WHAT YOU WILL DO
Pull every line containing "unit" from the entries.

PROVIDED DATA
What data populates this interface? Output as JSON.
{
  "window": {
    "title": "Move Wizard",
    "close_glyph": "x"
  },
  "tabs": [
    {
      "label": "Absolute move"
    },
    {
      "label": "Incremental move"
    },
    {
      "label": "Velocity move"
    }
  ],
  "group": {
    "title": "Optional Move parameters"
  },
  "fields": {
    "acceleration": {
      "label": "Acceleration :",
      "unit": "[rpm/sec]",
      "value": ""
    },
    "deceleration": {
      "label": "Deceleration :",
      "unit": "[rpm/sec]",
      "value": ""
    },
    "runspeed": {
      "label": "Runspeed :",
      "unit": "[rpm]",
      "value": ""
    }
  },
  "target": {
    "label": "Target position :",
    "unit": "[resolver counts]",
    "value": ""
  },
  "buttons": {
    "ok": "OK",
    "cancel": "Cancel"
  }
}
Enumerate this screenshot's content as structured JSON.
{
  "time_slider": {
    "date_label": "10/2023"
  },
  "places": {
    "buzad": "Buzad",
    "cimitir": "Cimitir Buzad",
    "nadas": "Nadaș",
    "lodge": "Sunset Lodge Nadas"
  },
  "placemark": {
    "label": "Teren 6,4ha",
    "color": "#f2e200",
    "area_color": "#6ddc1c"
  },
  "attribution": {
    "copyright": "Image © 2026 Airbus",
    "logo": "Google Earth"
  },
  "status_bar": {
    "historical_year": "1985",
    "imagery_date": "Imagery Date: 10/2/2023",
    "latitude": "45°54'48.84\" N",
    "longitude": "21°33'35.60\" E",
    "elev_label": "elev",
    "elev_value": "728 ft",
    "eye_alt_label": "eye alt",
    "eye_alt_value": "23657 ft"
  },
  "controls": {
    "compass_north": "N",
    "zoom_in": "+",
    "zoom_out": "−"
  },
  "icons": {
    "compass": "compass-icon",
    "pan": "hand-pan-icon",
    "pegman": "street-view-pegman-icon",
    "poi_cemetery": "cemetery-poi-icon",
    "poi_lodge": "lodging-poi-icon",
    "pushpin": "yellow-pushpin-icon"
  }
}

ANSWER SECTION
      "unit": "[rpm/sec]",
      "unit": "[rpm/sec]",
      "unit": "[rpm]",
    "unit": "[resolver counts]",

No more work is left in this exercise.